App developers should provide this information through simple and short disclosures or icons that are easy to find and understand on the small screen of a mobile device. Parents should be able to learn what information an app collects, how the information will be used, and with whom the information will be shared. App developers also should alert parents if the app connects with any social media, or allows targeted advertising to occur through the app. Third parties that collect user information through apps also should disclose their privacy practices, whether through a link on the app promotion page, the developers’ disclosures, or another easily accessible method.
I’m also hoping that Apple and Google are tuning into the FTC’s urging that they do much more to enforce their privacy-policy requirements:
The app stores also should do more to help parents and kids.

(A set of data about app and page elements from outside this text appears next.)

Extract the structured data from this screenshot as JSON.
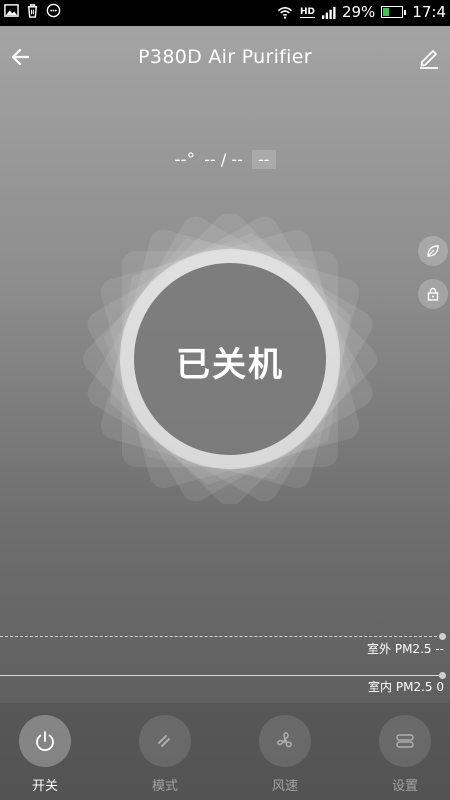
{
  "status_bar": {
    "battery_percent": "29%",
    "battery_level": 0.29,
    "time": "17:4",
    "network_label": "HD",
    "left_icons": [
      "image-icon",
      "trash-icon",
      "chat-icon"
    ],
    "right_icons": [
      "wifi-icon",
      "signal-icon",
      "battery-icon"
    ]
  },
  "header": {
    "title": "P380D Air Purifier"
  },
  "readings": {
    "temp": "--°",
    "humidity": "-- / --",
    "extra": "--"
  },
  "device": {
    "power_state": "已关机"
  },
  "side_buttons": {
    "top_icon": "leaf-icon",
    "bottom_icon": "lock-icon"
  },
  "pm": {
    "outdoor_label": "室外 PM2.5 --",
    "indoor_label": "室内 PM2.5 0"
  },
  "tabs": [
    {
      "label": "开关",
      "icon": "power-icon",
      "active": true
    },
    {
      "label": "模式",
      "icon": "mode-icon",
      "active": false
    },
    {
      "label": "风速",
      "icon": "fan-icon",
      "active": false
    },
    {
      "label": "设置",
      "icon": "settings-icon",
      "active": false
    }
  ],
  "colors": {
    "battery_fill": "#2fd14a",
    "background_top": "#a6a6a6",
    "background_bottom": "#575757"
  }
}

The two major app stores provide the basic architecture for communicating information about the kids apps they offer, such as pricing and category information. However, the app stores should provide a more consistent way for developers to display information regarding their app’s data collection practices and interactive features. For example, app stores could provide a designated space for developers to disclose this information. The app stores also could provide standardized icons to signal features, such as a connection with social media services. Although the app store developer agreements require developers to disclose the information their apps collect, the app stores do not appear to enforce these requirements. This lack of enforcement provides little incentive to app developers to provide such disclosures and leaves parents without the information they need. As gatekeepers of the app marketplace, the app stores should do more. This recommendation applies not just to Apple and Google, but also to other companies that provide a marketplace for kids mobile apps.

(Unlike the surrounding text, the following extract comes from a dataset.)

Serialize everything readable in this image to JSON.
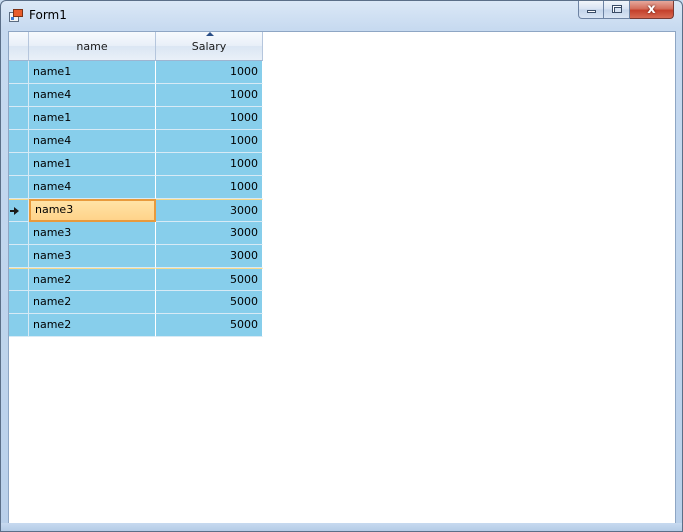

I’ve written before about the disfunctional privacy framework of the app marketplaces. With the talent and resources available to these companies, there’s no reason that we can’t quickly have a framework that works much better for users (kids and grownups!) and meets the FTC challenge. It’s time to get on with it.